Argent’s latest addition to its huge King’s Cross regeneration has turned industrial heritage into high-spec homes. Arup’s Ed Shearer explains how it was done.
Contemporary urbanism married with stunning Victorian industrial heritage is a description that comes to mind when reflecting on the engineering designs for Gasholders London.
The grittiness and sheer ambition of Victorian engineers has been embraced by adopting modern 21st century analysis and digital tools, underpinned by clever structural engineering.
Gasholders Kings Cross Arup Argent 2
Rising above the canal docks and Victorian warehouses north of King’s Cross, these iconic gasholder guide frames stand have been restored on the north bank of Regent’s Canal.

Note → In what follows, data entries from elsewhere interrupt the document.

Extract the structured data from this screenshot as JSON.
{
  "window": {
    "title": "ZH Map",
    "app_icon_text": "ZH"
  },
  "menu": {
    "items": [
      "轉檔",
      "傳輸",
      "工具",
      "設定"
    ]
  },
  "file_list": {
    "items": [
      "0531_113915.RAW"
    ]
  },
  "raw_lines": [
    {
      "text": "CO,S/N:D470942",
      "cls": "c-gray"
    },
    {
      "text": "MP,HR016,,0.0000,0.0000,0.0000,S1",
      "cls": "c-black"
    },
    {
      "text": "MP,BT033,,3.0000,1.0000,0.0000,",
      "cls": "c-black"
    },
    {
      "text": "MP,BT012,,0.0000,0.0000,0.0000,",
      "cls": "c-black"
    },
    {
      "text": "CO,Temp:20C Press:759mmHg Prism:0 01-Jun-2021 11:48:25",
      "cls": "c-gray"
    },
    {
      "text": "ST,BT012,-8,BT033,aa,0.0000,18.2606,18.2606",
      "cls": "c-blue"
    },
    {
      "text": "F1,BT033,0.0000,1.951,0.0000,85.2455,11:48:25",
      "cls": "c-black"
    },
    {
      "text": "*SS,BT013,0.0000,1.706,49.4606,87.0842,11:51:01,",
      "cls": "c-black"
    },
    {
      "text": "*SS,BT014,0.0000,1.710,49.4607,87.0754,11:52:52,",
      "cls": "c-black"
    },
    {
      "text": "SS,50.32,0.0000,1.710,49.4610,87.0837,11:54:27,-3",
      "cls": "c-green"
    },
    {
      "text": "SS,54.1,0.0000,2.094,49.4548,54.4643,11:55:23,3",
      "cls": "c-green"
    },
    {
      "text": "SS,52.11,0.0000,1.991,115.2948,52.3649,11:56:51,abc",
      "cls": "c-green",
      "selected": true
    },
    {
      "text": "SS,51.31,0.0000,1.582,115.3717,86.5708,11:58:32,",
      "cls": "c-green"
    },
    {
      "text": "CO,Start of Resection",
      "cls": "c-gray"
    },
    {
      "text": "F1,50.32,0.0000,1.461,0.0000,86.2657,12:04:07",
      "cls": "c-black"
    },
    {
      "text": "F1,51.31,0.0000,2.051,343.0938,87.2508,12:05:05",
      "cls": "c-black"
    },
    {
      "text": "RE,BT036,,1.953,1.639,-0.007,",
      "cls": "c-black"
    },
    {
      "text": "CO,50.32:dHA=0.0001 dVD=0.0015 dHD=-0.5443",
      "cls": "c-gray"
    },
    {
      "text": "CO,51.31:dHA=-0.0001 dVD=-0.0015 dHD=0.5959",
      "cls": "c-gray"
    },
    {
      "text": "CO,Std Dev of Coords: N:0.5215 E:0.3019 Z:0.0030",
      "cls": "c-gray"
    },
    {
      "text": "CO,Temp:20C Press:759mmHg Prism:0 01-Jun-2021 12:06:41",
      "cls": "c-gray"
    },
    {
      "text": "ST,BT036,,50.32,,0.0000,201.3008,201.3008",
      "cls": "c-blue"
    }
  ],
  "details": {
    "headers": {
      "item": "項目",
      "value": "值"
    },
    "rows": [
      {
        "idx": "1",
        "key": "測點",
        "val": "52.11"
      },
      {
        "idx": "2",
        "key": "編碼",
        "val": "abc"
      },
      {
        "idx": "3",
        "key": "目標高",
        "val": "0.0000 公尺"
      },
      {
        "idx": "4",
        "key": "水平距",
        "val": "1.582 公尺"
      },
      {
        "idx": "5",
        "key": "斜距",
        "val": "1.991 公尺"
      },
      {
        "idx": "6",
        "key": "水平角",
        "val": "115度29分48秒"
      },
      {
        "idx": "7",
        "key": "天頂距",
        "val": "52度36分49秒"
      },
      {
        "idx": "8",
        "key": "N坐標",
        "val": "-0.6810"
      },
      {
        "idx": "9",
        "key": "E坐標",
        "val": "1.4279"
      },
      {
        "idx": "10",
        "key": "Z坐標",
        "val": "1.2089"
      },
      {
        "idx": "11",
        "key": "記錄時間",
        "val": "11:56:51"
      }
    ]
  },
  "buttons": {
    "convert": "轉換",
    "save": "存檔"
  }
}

Three of these frames are at the heart of a new residential offering from Argent called the Gasholders, which reached completion earlier this year.
Arup has worked closely with developer Argent on its vision to regenerate the former industrial site north of King’s Cross since the partnership took ownership of the land in 2000. From early feasibility studies informing the masterplan, through to delivery of many of the buildings, Arup has provided integrated multidisciplinary advice throughout the complex development.
Retention of the rich industrial heritage at King’s Cross is central to Argent’s redevelopment. The repurposing of the gasworks infrastructure, so quintessential to the area, is a thrilling starting point for much of the new public and private space.
The engineering challenge
The Gasholders project presented unique engineering challenges, both in the restoration of the Victorian gasholder guide frames, and in the design of the new residential blocks in collaboration with architect Wilkinson Eyre.
The Grade II-listed guide frames were built in 1879 to house new, enlarged storage bells for gasholders 10, 11 and 12, which remained in active use until 2001 when they were dismantled to make way for St Pancras International.
Gasholders Kings Cross Arup Argent 3
The frames, comprising cast iron columns and wrought iron lattice beams, were stored temporarily at the east edge of what was once the gasworks site. A series of studies by specialists at Arup defined a strategy for restoring and repairing the guide frames such that they could safely be reassembled and remain a striking feature of the landscape.
A new location on the north bank of Regent’s Canal was identified for the frames and, in a competition announced by Argent, Wilkinson Eyre won the commission to design a residential offering based on its concept of three cylindrical blocks set within the guide frames.
With a strategy for their reuse in place, the frames were relocated to Barnsley for refurbishment by Shepley Engineering and structural engineer, Craddy, and design of the new residential blocks began. Arup provided consulting advice on structural, civil, geotechnical, façade and wind, while Hoare Lea led on building services.
The geometry of the guide frames posed a significant constraint on design of the new buildings, and successful delivery of high-spec residential units within these required careful integration of design goals from the start. Early design decisions were crucial.
Gasholders Kings Cross Arup Argent 3D frame
Detailed early studies of the floorplates justified ambitious minimum structural depths, set storey heights, and enabled early apprehension of an efficient yet flexible structural diagram. These allowed Wilkinson Eyre to proceed with extensive massing studies to achieve the right unit mix.
The result was three lean concrete frames, optimised for maximum internal space, on a grid accommodating a large variety of non-stacking apartment layouts and basement parking, without resorting to transfer structures.
Non-linear analyses of the slabs justified efficient and simple reinforcement detailing for ease of construction. A unitised cladding system was developed whereby cladding and balconies, assembled offsite, could be lifted into place and installed without external access, with minimal impact on the re-erection of the restored gasholder frames 2 m from the building envelope.
Within the three circular blocks, a fourth extruded circle provides a central courtyard where the intersection of the three Victorian gasholder frames is revealed. Floating at the top of the courtyard, circular steel bridges provide graceful links between the three residential blocks.
Gasholders Kings Cross Arup Argent Bridge Diagram
Making use of the geometric stability of a closed ring, the bridge decks are supported from the buildings on single row of diagonal props without the need for horizontal tie-back elements. This pared-down structural diagram not only provides a sense of lightness, but also releases restraint forces generated by thermal movements in the decks and sway in connecting buildings.
The slender steel bridges contrast contemporary structural design with the Victorian ironwork of the gasholder frames. This integration of new and historic design is replicated across the wider King’s Cross Central development. From brick and iron to concrete and steel, the regeneration of the area is rich in its theme and variations.
Gasholders Kings Cross Arup Argent Central Courtyard
Argent’s commitment to preserving engineering heritage at King’s Cross has provided the opportunity to blend contemporary architecture with Victorian infrastructure, and to integrate state-of-the-art engineering with its industrial history.
Gasholders London was unique and rewarding project borne out of intense collaboration between developer, architect, engineer and contractor. For us, it’s a joy to behold.
Ed Shearer is structural engineer at Arup